**TASK TO CARRY OUT**
Your response should contain every line from the data below that holds the string "Cadastro".
_____
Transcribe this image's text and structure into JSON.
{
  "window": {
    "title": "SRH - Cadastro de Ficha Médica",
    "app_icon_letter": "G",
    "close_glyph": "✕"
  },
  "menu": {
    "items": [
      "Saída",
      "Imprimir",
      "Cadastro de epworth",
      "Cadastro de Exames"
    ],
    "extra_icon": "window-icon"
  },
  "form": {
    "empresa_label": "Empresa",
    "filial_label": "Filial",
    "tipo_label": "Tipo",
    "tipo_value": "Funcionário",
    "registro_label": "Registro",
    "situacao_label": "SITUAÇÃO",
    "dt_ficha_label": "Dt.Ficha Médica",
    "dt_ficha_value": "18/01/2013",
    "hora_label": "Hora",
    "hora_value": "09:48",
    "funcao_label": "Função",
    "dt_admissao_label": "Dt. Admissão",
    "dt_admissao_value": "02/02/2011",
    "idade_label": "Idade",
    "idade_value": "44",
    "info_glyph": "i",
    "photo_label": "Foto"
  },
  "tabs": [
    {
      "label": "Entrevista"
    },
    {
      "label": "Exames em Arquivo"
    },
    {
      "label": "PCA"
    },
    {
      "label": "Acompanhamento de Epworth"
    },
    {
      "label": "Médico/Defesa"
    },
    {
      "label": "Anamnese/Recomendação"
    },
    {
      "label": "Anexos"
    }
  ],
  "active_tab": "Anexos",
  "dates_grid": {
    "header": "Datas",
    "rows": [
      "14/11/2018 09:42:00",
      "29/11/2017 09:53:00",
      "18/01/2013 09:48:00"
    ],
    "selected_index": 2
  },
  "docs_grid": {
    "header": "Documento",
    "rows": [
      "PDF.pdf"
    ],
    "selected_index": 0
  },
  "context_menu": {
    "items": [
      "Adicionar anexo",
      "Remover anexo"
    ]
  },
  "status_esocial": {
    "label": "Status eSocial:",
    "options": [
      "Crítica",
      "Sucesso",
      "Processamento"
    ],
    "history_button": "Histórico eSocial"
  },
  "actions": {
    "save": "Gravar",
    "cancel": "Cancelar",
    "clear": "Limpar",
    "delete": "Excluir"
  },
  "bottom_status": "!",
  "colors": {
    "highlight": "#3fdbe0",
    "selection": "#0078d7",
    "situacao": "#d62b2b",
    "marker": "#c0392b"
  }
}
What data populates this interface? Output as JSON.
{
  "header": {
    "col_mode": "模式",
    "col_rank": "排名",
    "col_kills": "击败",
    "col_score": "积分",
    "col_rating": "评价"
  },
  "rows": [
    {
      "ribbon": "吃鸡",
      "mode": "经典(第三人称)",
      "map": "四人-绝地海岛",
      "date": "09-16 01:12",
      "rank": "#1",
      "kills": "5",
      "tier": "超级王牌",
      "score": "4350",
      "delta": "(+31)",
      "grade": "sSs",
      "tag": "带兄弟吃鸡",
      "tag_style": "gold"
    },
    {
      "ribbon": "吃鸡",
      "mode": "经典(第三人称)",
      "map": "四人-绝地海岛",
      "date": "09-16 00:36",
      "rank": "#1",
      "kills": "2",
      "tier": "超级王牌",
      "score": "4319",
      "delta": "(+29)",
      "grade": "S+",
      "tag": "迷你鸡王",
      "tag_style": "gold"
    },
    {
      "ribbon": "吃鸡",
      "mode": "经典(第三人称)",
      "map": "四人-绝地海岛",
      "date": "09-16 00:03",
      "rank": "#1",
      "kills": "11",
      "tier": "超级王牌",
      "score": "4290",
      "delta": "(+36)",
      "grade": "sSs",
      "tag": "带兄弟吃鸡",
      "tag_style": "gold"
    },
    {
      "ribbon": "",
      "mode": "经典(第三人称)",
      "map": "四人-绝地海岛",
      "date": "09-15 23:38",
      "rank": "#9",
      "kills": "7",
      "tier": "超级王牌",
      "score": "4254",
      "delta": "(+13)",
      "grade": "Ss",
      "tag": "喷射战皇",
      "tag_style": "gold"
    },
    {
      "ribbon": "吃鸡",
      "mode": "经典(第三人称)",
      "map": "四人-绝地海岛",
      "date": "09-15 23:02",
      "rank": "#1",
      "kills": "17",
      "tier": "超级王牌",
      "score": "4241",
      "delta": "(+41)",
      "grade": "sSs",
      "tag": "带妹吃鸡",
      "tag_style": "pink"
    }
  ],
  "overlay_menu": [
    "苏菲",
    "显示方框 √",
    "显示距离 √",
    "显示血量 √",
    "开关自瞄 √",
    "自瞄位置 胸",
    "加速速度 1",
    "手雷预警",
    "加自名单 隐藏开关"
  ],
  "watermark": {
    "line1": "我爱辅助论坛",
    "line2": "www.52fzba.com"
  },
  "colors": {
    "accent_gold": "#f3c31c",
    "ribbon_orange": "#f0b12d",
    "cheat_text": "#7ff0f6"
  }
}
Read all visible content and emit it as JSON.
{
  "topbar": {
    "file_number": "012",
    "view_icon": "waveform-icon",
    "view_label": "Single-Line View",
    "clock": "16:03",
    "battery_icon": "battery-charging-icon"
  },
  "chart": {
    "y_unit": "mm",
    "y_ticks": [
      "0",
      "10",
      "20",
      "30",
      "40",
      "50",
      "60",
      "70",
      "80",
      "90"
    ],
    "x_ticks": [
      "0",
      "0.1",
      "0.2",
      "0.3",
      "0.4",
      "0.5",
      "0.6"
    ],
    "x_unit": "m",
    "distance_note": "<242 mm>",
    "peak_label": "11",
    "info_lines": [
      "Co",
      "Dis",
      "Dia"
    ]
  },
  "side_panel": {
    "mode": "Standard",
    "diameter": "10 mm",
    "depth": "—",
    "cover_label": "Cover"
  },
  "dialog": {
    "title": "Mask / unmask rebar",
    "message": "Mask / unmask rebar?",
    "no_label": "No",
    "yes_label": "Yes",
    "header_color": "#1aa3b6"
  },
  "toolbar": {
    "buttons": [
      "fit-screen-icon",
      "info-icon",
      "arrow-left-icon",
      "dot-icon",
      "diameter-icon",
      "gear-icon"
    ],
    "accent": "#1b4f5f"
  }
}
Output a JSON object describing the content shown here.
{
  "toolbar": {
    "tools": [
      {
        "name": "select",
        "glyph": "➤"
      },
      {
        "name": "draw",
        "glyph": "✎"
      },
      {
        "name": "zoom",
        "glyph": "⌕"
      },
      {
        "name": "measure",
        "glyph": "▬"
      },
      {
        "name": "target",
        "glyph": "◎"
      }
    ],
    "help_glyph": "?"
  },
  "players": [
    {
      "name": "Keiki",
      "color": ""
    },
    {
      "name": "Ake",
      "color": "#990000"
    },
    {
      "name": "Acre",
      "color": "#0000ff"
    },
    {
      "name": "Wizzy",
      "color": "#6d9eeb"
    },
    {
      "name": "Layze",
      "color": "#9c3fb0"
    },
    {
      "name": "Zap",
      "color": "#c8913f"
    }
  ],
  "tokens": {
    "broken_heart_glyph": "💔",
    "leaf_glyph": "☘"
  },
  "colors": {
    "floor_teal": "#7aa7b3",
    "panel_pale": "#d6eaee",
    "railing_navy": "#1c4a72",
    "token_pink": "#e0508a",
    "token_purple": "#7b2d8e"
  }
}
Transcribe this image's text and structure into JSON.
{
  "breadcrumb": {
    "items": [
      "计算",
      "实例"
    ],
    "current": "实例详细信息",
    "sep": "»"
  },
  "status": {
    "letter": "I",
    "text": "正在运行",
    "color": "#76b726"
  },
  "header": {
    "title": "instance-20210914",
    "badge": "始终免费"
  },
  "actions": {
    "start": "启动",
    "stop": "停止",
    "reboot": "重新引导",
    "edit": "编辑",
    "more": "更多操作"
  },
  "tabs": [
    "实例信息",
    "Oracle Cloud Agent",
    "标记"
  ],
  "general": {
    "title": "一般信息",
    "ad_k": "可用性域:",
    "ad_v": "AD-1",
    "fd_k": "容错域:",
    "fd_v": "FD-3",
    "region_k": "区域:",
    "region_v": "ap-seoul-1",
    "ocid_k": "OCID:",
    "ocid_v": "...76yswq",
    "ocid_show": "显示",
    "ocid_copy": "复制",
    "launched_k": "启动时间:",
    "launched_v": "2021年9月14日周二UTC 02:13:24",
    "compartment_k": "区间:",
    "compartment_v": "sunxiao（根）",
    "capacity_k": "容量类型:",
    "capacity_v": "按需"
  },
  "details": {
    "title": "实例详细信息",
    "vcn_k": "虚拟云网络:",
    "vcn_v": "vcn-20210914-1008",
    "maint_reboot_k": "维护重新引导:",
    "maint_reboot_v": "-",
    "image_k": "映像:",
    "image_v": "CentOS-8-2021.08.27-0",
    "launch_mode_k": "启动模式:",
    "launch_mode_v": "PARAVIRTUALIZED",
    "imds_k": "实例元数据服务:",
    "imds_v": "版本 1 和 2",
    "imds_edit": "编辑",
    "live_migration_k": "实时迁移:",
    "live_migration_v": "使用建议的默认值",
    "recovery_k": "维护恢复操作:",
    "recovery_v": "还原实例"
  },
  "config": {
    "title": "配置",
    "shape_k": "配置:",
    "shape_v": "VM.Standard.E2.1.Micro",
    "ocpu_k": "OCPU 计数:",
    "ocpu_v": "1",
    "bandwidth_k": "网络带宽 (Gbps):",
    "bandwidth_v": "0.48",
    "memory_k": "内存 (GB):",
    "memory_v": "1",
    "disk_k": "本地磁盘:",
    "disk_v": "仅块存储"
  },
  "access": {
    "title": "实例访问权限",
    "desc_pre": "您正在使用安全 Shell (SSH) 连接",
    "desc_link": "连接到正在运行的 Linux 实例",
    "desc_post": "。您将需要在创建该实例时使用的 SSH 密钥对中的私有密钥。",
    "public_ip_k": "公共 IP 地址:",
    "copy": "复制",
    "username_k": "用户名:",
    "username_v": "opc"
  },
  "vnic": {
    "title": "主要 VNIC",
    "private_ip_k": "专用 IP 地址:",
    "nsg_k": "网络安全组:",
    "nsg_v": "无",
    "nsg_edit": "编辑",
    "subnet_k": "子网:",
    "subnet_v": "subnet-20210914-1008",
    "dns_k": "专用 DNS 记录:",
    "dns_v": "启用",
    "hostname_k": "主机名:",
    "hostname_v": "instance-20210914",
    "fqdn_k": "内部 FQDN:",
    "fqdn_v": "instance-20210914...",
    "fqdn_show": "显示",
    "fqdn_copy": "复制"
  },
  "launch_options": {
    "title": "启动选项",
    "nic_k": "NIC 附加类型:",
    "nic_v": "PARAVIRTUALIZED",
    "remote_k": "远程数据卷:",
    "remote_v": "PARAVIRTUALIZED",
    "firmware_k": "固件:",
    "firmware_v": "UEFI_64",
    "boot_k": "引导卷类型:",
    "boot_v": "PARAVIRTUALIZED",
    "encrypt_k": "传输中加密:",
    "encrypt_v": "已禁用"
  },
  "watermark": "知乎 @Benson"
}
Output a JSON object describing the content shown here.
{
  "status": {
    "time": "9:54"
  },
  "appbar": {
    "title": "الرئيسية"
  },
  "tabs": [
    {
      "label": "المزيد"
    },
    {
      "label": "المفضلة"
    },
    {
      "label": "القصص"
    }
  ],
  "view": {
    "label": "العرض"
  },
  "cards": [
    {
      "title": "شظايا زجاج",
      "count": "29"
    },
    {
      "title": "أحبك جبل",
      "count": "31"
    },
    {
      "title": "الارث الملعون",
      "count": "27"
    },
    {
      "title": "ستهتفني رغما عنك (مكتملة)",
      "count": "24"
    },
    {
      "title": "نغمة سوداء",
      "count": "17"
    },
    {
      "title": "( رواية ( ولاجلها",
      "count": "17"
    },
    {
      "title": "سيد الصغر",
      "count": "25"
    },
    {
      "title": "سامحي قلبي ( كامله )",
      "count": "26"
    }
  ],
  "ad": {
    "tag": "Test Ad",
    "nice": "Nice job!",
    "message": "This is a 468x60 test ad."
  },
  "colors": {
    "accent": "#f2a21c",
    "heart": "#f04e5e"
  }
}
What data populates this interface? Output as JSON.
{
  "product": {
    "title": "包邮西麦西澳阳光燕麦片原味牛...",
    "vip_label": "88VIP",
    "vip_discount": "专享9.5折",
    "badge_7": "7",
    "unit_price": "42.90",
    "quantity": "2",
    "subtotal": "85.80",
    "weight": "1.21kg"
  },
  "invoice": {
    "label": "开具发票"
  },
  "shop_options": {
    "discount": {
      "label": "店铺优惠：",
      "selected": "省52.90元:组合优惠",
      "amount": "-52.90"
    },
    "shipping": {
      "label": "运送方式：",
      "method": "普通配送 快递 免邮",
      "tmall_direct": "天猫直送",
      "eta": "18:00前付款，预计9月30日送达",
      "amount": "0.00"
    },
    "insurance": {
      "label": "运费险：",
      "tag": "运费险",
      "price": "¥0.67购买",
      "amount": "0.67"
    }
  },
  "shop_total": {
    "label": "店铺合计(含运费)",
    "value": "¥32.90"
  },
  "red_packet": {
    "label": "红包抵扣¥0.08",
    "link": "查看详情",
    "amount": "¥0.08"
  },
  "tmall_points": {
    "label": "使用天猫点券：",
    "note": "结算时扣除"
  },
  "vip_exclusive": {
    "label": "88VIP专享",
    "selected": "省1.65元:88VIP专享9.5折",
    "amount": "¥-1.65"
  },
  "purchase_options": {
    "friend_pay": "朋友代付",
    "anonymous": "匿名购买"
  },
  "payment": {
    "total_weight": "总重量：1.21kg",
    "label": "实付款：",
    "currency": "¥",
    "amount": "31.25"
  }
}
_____
**SOLUTION TO THE PROBLEM**
    "title": "SRH - Cadastro de Ficha Médica",
      "Cadastro de epworth",
      "Cadastro de Exames"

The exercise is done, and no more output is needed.